It’s never a bad idea to ask consumers for their take on supplements, especially the ones whose livelihood depends on them. Following that logic, I decided to ask athletic trainer and nutritionist Kim Truman about this month’s topic. Here are her answers via email, which I’ve modified for clarity and conciseness.
What ingredients do you look for in a supplement?
“This question alone is what we all ask ourselves when we are facing the shelves of supplement overload, with so many choices, brands and clever marketing to leave us as the consumer frustrated, overwhelmed, and confused on what and which supplement is the most reputable/effective!”
Truman offered a few of her guidelines, which deal with label awareness:
1.) She likes brands that have the seal of certification from United States Pharmacopeia. “The UPS seal guarantees they have tested and approved ingredients in purest form!” Truman says. “Why is this so important? There are many manufacturers that put out low quality and even harmful products on the market without proving what the true ingredients are!”
2.) Go with plant-based ingredients, whole food substances, or phytonutrients. Truman says these ingredients encourage your body’s own antioxidants. Avoid synthetics.
3.) She hates to see gluten and lactose on the ingredients list. Truman also says no to lactose, hydrogenated oils, preservatives, any type of sugars, “mysterious” chemicals (could be lead or a harmful substance), fillers, colors or dyes, stimulants, or allergens (including potential ones, such as shellfish-derived ingredients.)
“Supplements cannot make up for an unhealthy diet, or offer magical energy,” Truman says. “I believe it is best to get your daily supplements, vitamins, and minerals with real food—a diet with protein and rich in many colorful fruits and vegetables—and staying hydrated! With real food, [your body] takes in and enhances absorption of nutrients [in the] digestive system.”
What elements are turn-offs?
“Over the top marketing claims to change your body and life in two weeks, showing before and after photos,” Truman says. “Anything claiming to boost testosterone levels because this is dangerous territory. All supplements, drinks, or powders with caffeine and other stimulants—that could be very dangerous to your heart health.”
Do different athletes have different needs?
“Of course they do! We are not all the same in every part of make up of physical, genetic, physiological, neurological, emotional, and cellular levels.
“First, it depends on what sport or how one is working out and what goals they want to obtain. Are you dealing with endurance runners or someone wanting to add muscle? Every part of one’s lifestyle choices need to be accessed: type of workout, nutrition, stress level, sleep quality. Do they have pre-existing health problems and do they drink or smoke?

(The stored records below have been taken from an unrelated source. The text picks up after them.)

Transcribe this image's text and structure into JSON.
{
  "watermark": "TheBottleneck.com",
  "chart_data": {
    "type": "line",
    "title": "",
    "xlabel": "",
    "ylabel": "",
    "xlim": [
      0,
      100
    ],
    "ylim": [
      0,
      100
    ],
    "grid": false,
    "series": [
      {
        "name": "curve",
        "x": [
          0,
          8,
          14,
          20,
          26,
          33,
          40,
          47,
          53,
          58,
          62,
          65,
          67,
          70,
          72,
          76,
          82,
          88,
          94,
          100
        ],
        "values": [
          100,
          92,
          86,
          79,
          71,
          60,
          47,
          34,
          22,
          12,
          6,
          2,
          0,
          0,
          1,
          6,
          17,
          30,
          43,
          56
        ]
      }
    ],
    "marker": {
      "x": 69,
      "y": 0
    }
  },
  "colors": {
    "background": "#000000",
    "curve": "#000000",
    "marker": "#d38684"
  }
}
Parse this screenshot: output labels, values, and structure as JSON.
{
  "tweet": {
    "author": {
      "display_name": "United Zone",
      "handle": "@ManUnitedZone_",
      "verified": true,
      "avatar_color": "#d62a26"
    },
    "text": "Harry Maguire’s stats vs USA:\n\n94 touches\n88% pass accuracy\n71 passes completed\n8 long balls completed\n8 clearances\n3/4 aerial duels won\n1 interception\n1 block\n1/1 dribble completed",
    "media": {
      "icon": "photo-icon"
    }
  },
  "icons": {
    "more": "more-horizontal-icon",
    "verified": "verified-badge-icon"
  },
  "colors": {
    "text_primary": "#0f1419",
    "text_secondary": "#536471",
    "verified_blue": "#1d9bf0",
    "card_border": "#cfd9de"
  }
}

Yes, it's a lot to consider but in the long run, [they] will understand what their body needs and how to maintain their health.
“For example, if you're training an endurance athlete this client needs to load up on protein and amino acids, B vitamins… Supplements are really an extra boost for our bodies, immune system, and how we function.”
Truman also says athletes need to consult a doctor before starting a supplement. “If you are feeling low on energy, the doctor can do blood work to see what your body might need more of and go from there.”